Toddler Kiki and brother Jago bring smiles to Wimbledon Guild
Like most toddlers, Kiki Conway-Hughes enjoyed being the centre of attention on her second birthday.
But the toddler was not surrounded by other children at a rowdy party, she was delighted to be tucking into cake with a group of pensioners.
Kiki is Wimbledon Guild’s youngest volunteer and spends Friday afternoons, along with her three-year-old brother Jago, at the Guild House.
Mum Lisa explained: “Mainly they just play and the older people play with them. The do hand out biscuits and tea, but mostly it’s playing.
“Kiki got some dolls for her birthday and all the old ladies were playing with her and the dolls. Jago brought his Lego and he was doing a lot of building with everyone there. It meant that the conversation flowed easily.
“The Guild volunteers don’t do anything hard. We come along chat and do the teas and coffees. We play games. It’s your time and attention as much as anything.
“The children look forward to going. They get lots of attention here. They know the people as well as family – it’s the same ones who come every Friday.”
Lisa, a chartered financial planner, started to volunteer when, at home on maternity leave after Jago’s birth, feeling a little bored she decided to look for something to do.
“I couldn’t be volunteering in a charity shop or something like that because I had Jago with me. This felt like the best of both worlds. It’s a safe environment to take the children and do a short stint a couple of hours.
“Everybody looks forward to seeing Kiki and Jago. Some of them are actually quite lonely. In their everyday lives. They don’t get to see children or mix with them.
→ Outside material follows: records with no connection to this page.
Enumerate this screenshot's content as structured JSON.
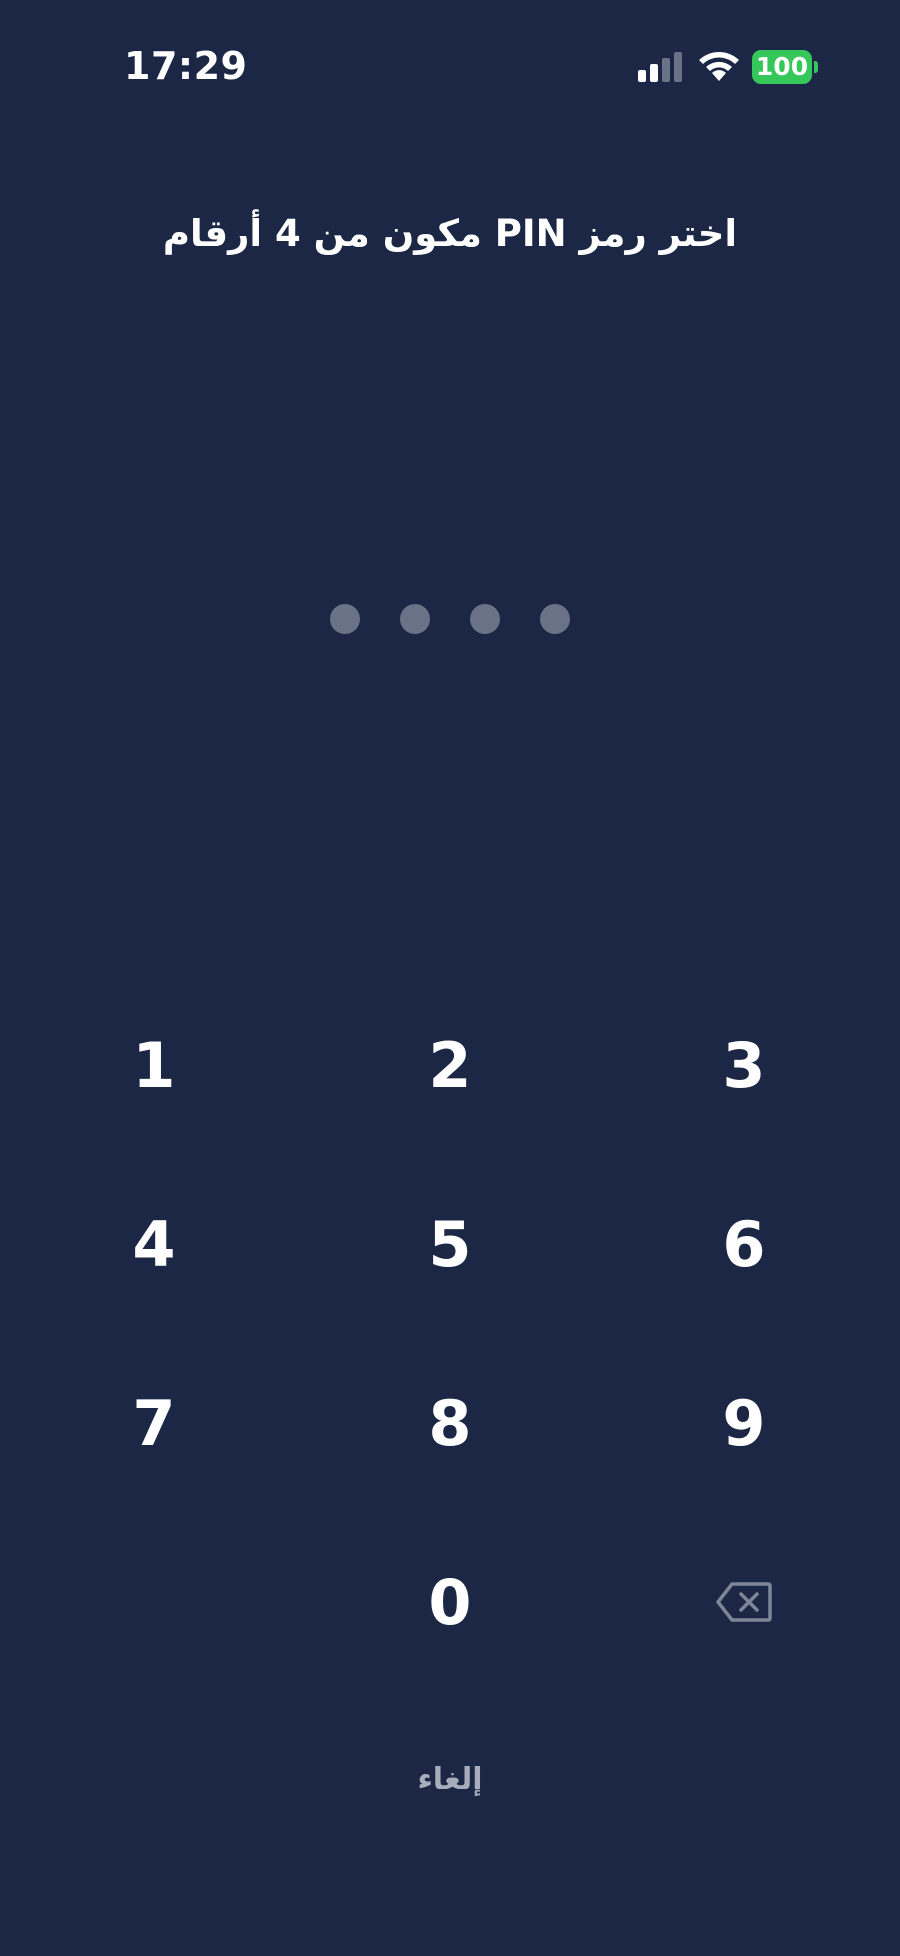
{
  "status_bar": {
    "time": "17:29",
    "battery": "100",
    "icons": [
      "signal-icon",
      "wifi-icon",
      "battery-icon"
    ]
  },
  "prompt": "اختر رمز PIN مكون من 4 أرقام",
  "pin": {
    "length": 4,
    "entered": 0
  },
  "keypad": {
    "k1": "1",
    "k2": "2",
    "k3": "3",
    "k4": "4",
    "k5": "5",
    "k6": "6",
    "k7": "7",
    "k8": "8",
    "k9": "9",
    "k0": "0",
    "backspace_icon": "backspace-icon"
  },
  "cancel_label": "إلغاء",
  "colors": {
    "background": "#1b2745",
    "pin_dot_empty": "#6a7287",
    "battery": "#35c759",
    "cancel_text": "#a7adbb",
    "backspace": "#7e8597"
  }
}
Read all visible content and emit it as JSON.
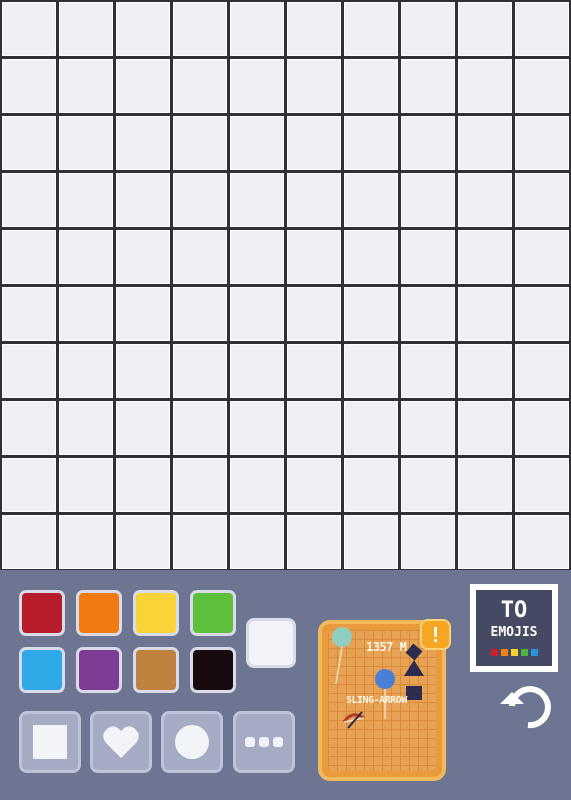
{
  "grid": {
    "rows": 10,
    "cols": 10
  },
  "palette": {
    "colors": [
      "#b71c2a",
      "#f27a12",
      "#fad339",
      "#5cc03c",
      "#2ea8e6",
      "#7e3c94",
      "#c0803e",
      "#170b10"
    ],
    "selected": "#f2f3f7"
  },
  "tools": [
    "square-shape",
    "heart-shape",
    "circle-shape",
    "more-options"
  ],
  "card": {
    "distance": "1357 M",
    "name": "SLING-ARROW",
    "alert": "!"
  },
  "to_emojis": {
    "line1": "TO",
    "line2": "EMOJIS",
    "dot_colors": [
      "#c82030",
      "#f0801a",
      "#f8d030",
      "#50b040",
      "#2890e0"
    ]
  },
  "icons": {
    "undo": "undo-icon"
  }
}
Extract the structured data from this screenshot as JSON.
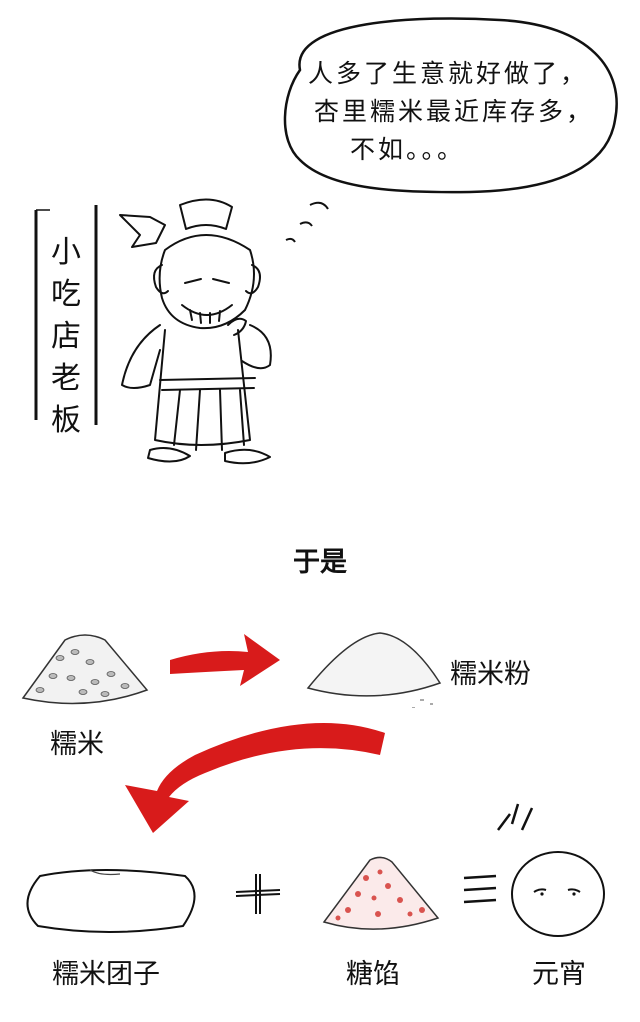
{
  "speech_bubble": {
    "lines": [
      "人多了生意就好做了，",
      "杏里糯米最近库存多，",
      "不如。。。"
    ]
  },
  "side_label": {
    "chars": [
      "小",
      "吃",
      "店",
      "老",
      "板"
    ]
  },
  "transition_text": "于是",
  "process": {
    "rice_label": "糯米",
    "flour_label": "糯米粉",
    "dough_label": "糯米团子",
    "filling_label": "糖馅",
    "result_label": "元宵",
    "plus_symbol": "+",
    "equals_symbol": "="
  },
  "colors": {
    "arrow_red": "#d81b1b",
    "filling_red": "#d9534f",
    "ink": "#111111"
  }
}
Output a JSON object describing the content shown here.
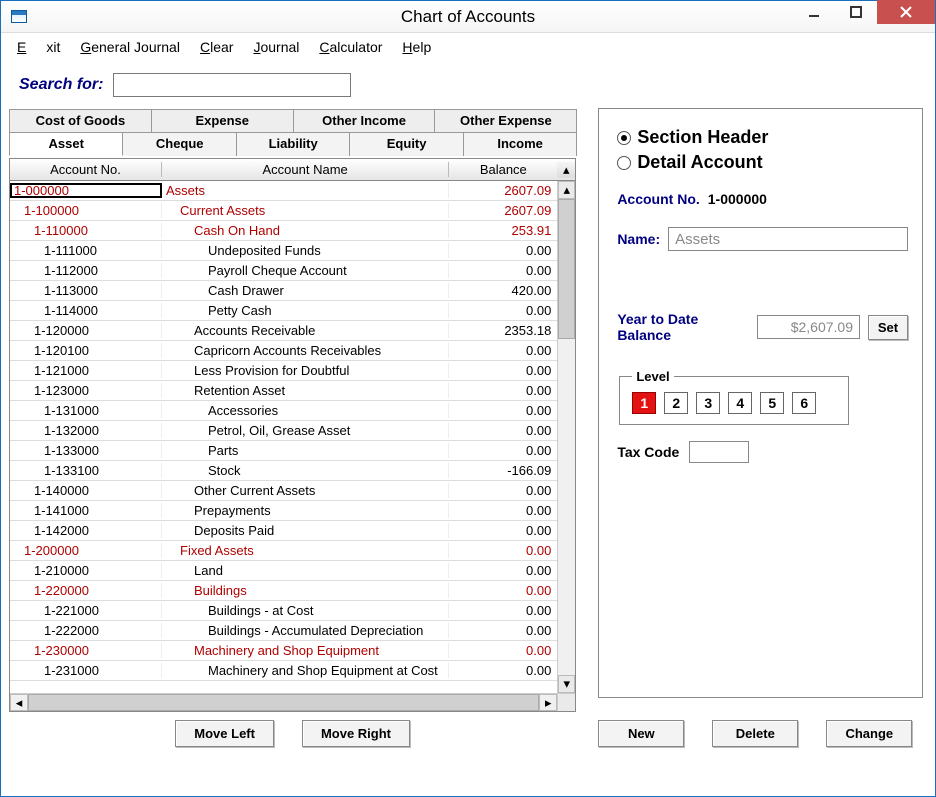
{
  "window": {
    "title": "Chart of Accounts"
  },
  "menu": {
    "exit": "Exit",
    "general_journal": "General Journal",
    "clear": "Clear",
    "journal": "Journal",
    "calculator": "Calculator",
    "help": "Help"
  },
  "search": {
    "label": "Search for:",
    "value": ""
  },
  "tabs_row1": {
    "cost_of_goods": "Cost of Goods",
    "expense": "Expense",
    "other_income": "Other Income",
    "other_expense": "Other Expense"
  },
  "tabs_row2": {
    "asset": "Asset",
    "cheque": "Cheque",
    "liability": "Liability",
    "equity": "Equity",
    "income": "Income"
  },
  "columns": {
    "no": "Account No.",
    "name": "Account Name",
    "bal": "Balance"
  },
  "rows": [
    {
      "no": "1-000000",
      "name": "Assets",
      "bal": "2607.09",
      "header": true,
      "indent_no": 0,
      "indent_name": 0,
      "selected": true
    },
    {
      "no": "1-100000",
      "name": "Current Assets",
      "bal": "2607.09",
      "header": true,
      "indent_no": 1,
      "indent_name": 1
    },
    {
      "no": "1-110000",
      "name": "Cash On Hand",
      "bal": "253.91",
      "header": true,
      "indent_no": 2,
      "indent_name": 2
    },
    {
      "no": "1-111000",
      "name": "Undeposited Funds",
      "bal": "0.00",
      "indent_no": 3,
      "indent_name": 3
    },
    {
      "no": "1-112000",
      "name": "Payroll Cheque Account",
      "bal": "0.00",
      "indent_no": 3,
      "indent_name": 3
    },
    {
      "no": "1-113000",
      "name": "Cash Drawer",
      "bal": "420.00",
      "indent_no": 3,
      "indent_name": 3
    },
    {
      "no": "1-114000",
      "name": "Petty Cash",
      "bal": "0.00",
      "indent_no": 3,
      "indent_name": 3
    },
    {
      "no": "1-120000",
      "name": "Accounts Receivable",
      "bal": "2353.18",
      "indent_no": 2,
      "indent_name": 2
    },
    {
      "no": "1-120100",
      "name": "Capricorn Accounts Receivables",
      "bal": "0.00",
      "indent_no": 2,
      "indent_name": 2
    },
    {
      "no": "1-121000",
      "name": "Less Provision for Doubtful",
      "bal": "0.00",
      "indent_no": 2,
      "indent_name": 2
    },
    {
      "no": "1-123000",
      "name": "Retention Asset",
      "bal": "0.00",
      "indent_no": 2,
      "indent_name": 2
    },
    {
      "no": "1-131000",
      "name": "Accessories",
      "bal": "0.00",
      "indent_no": 3,
      "indent_name": 3
    },
    {
      "no": "1-132000",
      "name": "Petrol, Oil, Grease Asset",
      "bal": "0.00",
      "indent_no": 3,
      "indent_name": 3
    },
    {
      "no": "1-133000",
      "name": "Parts",
      "bal": "0.00",
      "indent_no": 3,
      "indent_name": 3
    },
    {
      "no": "1-133100",
      "name": "Stock",
      "bal": "-166.09",
      "indent_no": 3,
      "indent_name": 3
    },
    {
      "no": "1-140000",
      "name": "Other Current Assets",
      "bal": "0.00",
      "indent_no": 2,
      "indent_name": 2
    },
    {
      "no": "1-141000",
      "name": "Prepayments",
      "bal": "0.00",
      "indent_no": 2,
      "indent_name": 2
    },
    {
      "no": "1-142000",
      "name": "Deposits Paid",
      "bal": "0.00",
      "indent_no": 2,
      "indent_name": 2
    },
    {
      "no": "1-200000",
      "name": "Fixed Assets",
      "bal": "0.00",
      "header": true,
      "indent_no": 1,
      "indent_name": 1
    },
    {
      "no": "1-210000",
      "name": "Land",
      "bal": "0.00",
      "indent_no": 2,
      "indent_name": 2
    },
    {
      "no": "1-220000",
      "name": "Buildings",
      "bal": "0.00",
      "header": true,
      "indent_no": 2,
      "indent_name": 2
    },
    {
      "no": "1-221000",
      "name": "Buildings - at Cost",
      "bal": "0.00",
      "indent_no": 3,
      "indent_name": 3
    },
    {
      "no": "1-222000",
      "name": "Buildings - Accumulated Depreciation",
      "bal": "0.00",
      "indent_no": 3,
      "indent_name": 3
    },
    {
      "no": "1-230000",
      "name": "Machinery and Shop Equipment",
      "bal": "0.00",
      "header": true,
      "indent_no": 2,
      "indent_name": 2
    },
    {
      "no": "1-231000",
      "name": "Machinery and Shop Equipment at Cost",
      "bal": "0.00",
      "indent_no": 3,
      "indent_name": 3
    }
  ],
  "move": {
    "left": "Move Left",
    "right": "Move Right"
  },
  "detail": {
    "radio_section": "Section Header",
    "radio_detail": "Detail Account",
    "account_no_label": "Account No.",
    "account_no_value": "1-000000",
    "name_label": "Name:",
    "name_value": "Assets",
    "ytd_label": "Year to Date Balance",
    "ytd_value": "$2,607.09",
    "set": "Set",
    "level_label": "Level",
    "levels": [
      "1",
      "2",
      "3",
      "4",
      "5",
      "6"
    ],
    "tax_label": "Tax Code",
    "tax_value": ""
  },
  "actions": {
    "new": "New",
    "delete": "Delete",
    "change": "Change"
  }
}
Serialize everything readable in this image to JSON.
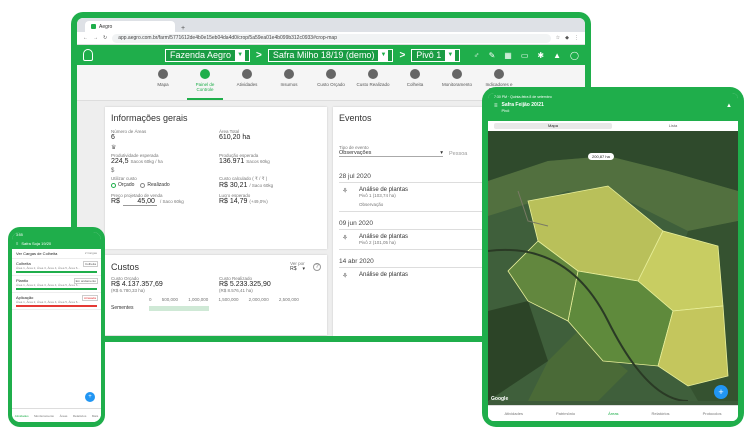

And it’s good for the children to meet people in their 80s and 90s.”
As well as making new friends and finding an excellent reason to get out of the house with her new baby, Lisa finds that the conversation flows freely.
“It’s really interesting. Especially when they’re talking to children about their childhoods. They couldn’t be more different. A lot of them come from huge families and had been young during the war.
“Talking about what the children are doing will stimulate conversation about what their children were doing at this age, about their childhoods.”
The relationship between the children and the elderly people has built up naturally over time. On the rare occasions when the usual sibling squabbles break out between Jago and Kiki, the Activity Lounge visitors know the pair so well they help calm them down.
“Volunteering might not cross other parents’ minds,” said Lisa. “But it benefits everyone. The Guild helps people with loneliness - it gets people out of the house and it makes it easy for you to get out of the house.
“A lot of the people who come are very lonely and they won’t see anyone between visits to the Guild. Having children there brings a more natural kind of conversation – a more positive conversation. It won’t be about how miserable the weather is – it’s really quite fun.”
Nick Linney, volunteer coordinator at Wimbledon Guild, said: “Many people choose to volunteer because they want to make a difference in people’s lives. They want to make a positive impact in their communities, and volunteering is a great way to be able to connect to other people.
“When you choose to volunteer, not only are you helping someone else, but the volunteer gets a lot out of it too. It can be anything from gaining confidence, learning new skills, meeting new people and generally having fun.
“I think it is important for volunteers to have opportunities to learn and improve skills. Volunteering can help with future career prospects, and boost confidence, in ways they might not have thought of and even discover hidden talents.
“I always encourage people thinking about volunteering to come in and have a chat. More often than not, we are able to find a suitable role. We are always looking for volunteers, so if people are interested, please get in touch.”
June 5, 2017